Government Policies

The following are some of the policies and inititiaves developed by the EU and the Irish Government to support the development of tidal/ocean energy and the renewable energy sector as a whole.

Minister Ryan launches major new Ocean Energy initiative
Cork, 15th January 2008

Energy Minister Eamon Ryan today announced a major programme of activity, grants and supports to develop ocean energy in Ireland. Over €26 million in targeted funding will go to the sector over the next three years.

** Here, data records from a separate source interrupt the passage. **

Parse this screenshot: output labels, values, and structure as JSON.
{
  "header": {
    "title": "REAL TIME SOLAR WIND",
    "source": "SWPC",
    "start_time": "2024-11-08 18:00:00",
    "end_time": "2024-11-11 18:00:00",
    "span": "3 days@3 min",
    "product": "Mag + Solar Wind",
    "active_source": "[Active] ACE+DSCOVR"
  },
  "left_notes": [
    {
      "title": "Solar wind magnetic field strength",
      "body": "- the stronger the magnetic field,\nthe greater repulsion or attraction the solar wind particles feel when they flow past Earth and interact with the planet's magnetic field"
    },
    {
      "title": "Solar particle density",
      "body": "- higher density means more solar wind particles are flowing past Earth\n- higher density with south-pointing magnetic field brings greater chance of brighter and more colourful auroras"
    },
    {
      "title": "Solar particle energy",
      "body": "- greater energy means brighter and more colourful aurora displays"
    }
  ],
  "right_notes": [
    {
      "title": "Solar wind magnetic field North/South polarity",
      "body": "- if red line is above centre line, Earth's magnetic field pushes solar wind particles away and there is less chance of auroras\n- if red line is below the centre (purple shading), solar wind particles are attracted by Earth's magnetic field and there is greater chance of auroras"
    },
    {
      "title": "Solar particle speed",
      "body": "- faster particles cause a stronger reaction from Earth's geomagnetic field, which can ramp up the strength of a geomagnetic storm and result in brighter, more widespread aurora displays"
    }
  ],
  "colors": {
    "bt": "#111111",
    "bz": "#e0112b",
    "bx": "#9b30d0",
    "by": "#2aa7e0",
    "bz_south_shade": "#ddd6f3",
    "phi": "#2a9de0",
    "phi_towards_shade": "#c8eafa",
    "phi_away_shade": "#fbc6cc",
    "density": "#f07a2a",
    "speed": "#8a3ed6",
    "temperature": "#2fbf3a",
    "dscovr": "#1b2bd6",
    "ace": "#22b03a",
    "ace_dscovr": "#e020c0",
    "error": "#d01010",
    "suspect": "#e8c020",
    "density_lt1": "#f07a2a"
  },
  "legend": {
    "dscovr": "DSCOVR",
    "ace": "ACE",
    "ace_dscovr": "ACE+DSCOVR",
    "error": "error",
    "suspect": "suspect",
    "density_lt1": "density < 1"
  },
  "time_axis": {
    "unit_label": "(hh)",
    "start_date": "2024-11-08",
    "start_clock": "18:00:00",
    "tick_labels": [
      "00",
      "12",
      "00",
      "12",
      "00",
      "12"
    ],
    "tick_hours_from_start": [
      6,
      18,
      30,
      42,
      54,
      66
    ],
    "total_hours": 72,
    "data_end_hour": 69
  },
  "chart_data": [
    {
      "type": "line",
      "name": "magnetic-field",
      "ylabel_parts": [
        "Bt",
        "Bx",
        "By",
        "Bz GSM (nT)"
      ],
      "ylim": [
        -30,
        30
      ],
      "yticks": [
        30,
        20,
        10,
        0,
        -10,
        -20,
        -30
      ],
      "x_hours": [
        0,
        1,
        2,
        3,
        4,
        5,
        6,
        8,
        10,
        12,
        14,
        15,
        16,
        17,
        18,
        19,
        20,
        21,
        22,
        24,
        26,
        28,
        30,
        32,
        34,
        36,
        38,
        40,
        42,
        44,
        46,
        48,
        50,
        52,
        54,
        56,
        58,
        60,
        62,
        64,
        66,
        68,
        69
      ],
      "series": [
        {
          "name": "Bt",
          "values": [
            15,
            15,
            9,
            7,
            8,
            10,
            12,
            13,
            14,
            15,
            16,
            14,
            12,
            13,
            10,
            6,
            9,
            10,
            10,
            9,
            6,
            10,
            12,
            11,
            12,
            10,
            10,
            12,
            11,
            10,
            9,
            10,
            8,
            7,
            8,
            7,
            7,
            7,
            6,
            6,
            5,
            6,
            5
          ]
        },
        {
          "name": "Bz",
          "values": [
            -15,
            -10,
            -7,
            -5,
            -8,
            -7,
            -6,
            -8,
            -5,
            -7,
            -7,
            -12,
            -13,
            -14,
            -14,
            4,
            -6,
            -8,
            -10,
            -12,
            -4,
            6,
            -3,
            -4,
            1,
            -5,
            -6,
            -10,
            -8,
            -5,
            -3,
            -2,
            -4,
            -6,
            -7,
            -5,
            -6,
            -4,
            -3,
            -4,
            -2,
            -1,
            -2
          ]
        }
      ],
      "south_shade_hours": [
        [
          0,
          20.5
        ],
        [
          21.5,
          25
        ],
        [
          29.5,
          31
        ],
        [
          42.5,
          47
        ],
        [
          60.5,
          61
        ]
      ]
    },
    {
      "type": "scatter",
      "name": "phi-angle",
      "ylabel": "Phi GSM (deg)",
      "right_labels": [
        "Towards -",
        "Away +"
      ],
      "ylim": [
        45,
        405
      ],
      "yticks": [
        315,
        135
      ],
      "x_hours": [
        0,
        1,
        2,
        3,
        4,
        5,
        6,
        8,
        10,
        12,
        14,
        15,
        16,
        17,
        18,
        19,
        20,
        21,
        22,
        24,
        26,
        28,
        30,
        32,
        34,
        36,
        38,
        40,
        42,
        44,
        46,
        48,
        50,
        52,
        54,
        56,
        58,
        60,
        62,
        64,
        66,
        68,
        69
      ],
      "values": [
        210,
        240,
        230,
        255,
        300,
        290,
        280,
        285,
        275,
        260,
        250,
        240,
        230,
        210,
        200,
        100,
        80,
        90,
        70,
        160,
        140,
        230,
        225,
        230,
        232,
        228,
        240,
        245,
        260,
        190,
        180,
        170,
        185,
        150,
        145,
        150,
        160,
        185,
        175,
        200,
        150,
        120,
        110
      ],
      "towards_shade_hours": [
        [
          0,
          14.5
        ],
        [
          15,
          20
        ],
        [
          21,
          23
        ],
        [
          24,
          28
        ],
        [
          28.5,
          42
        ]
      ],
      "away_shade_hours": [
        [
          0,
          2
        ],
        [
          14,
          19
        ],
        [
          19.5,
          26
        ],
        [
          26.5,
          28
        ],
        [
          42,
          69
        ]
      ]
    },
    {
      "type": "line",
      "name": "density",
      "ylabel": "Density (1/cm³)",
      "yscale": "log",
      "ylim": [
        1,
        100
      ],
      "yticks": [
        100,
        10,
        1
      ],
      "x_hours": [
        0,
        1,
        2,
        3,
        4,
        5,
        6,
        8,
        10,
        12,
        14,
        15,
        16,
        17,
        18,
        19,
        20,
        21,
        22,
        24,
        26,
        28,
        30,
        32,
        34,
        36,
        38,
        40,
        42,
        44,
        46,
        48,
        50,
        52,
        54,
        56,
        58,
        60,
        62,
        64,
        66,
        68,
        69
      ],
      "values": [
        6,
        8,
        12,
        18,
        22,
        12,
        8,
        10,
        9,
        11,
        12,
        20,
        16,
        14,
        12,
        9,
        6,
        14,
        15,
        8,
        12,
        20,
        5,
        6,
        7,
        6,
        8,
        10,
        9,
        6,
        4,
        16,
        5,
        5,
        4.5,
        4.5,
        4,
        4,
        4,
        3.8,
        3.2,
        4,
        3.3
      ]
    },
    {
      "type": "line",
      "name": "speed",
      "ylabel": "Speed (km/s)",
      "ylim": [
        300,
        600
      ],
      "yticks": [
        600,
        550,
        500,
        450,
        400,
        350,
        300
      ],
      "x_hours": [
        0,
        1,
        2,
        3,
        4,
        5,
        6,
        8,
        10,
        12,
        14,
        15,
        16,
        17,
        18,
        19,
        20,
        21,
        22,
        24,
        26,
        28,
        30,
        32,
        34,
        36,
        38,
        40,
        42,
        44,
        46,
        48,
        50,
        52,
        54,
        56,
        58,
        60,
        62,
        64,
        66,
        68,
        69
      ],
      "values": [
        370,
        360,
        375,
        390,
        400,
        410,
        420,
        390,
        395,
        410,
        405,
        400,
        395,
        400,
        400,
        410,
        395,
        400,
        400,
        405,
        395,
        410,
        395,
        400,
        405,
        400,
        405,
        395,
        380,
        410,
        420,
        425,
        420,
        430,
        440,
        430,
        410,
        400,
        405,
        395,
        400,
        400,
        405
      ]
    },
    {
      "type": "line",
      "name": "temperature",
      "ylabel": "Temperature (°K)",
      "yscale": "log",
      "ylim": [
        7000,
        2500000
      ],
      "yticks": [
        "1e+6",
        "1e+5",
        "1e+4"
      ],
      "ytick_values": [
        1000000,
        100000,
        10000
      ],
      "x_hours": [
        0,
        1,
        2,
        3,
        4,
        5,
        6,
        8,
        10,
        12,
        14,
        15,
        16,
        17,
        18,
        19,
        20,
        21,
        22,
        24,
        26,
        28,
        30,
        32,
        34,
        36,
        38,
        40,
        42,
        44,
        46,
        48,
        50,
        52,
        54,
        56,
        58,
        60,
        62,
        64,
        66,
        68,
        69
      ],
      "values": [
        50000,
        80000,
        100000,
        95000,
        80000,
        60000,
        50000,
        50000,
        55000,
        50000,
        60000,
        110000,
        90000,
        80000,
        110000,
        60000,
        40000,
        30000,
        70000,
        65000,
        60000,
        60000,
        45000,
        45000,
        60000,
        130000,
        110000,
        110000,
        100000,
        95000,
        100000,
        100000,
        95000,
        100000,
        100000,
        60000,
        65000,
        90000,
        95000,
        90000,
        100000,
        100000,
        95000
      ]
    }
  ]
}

Today’s announcement by Minister Ryan introduces a new category of tariff under the REFIT scheme, one for the production of electricity from new wave and tidal technologies. The Renewable Energy Feed-In Tariff (REFIT) Scheme is a mechanism designed to encourage the growth in electricity generated from renewable sources in Ireland by offering the suppliers of renewable energy compensation, via a Public Service Obligation, over and above what they would receive in the marketplace. Applicants in REFIT must have planning permission and a grid connection offer for their projects and they will be able to contract with any licensed electricity supplier up to the notified fixed prices. Following these negotiations suppliers can apply to the Department to receive tariff support under the REFIT scheme for ocean energy of 22 cent per Kilowatt Hour.


Extracts from the Irish Government's White Paper
"Delivering A Sustainable Energy Future For Ireland"

1.1.6. Without policy change, global energy demand is projected to increase by over 50% between now and 2030. Fossil energy remains the dominant source of energy to 2030 in both scenarios, but significantly slower growth in fossil fuel demand can be achieved under the Alternative scenario. Under IEA’s Alternative Scenario, World Primary Energy Demand in 2030 is about 10% lower than under no-change scenarios.

2.4.5. The broadening of the renewable energy base was seen as critical, with support expressed for developing ocean energy to commercial implementation.

3.1.2. Currently over 90% of Irish energy requirements are imported. Combined with our peripheral location and small market scale, this current reality leaves Ireland vulnerable to supply disruption and imported price volatility. Security of energy supply is a global issue and the European Union’s growing reliance on energy imports increases Ireland’s overall energy vulnerability.

3.9.5. We will progressively achieve 33% of our electricity consumption from renewable sources by 2020 with 1 5% the target for 2010.

3.14.8. Actions: We will directly invest over €150 million in Energy Research under the NDP 2007-2013 which will also leverage additional funding under EU programmes.


Extract from the E.U.'s Green Paper

Europe's energy networks are the arteries on which we all depend for the energy to fuel our homes, businesses and leisure. The EU's energy policy sets out clear goals and objectives (20% reduction in greenhouse gas emissions, 20% share of renewable energy in EU final energy consumption and 20% improvement in energy efficiency by 2020) for sustainable, competitive and secure energy. The renewable energy and climate change package of January 2008 will commit Member States to ambitious renewable energy and emissions reductions targets. However, the EU will not achieve its ambitions unless its energy networks change considerably, and fast.


© Lir Energy Ltd   -   Company Registration No: 510120
Website by Cuán Mara Design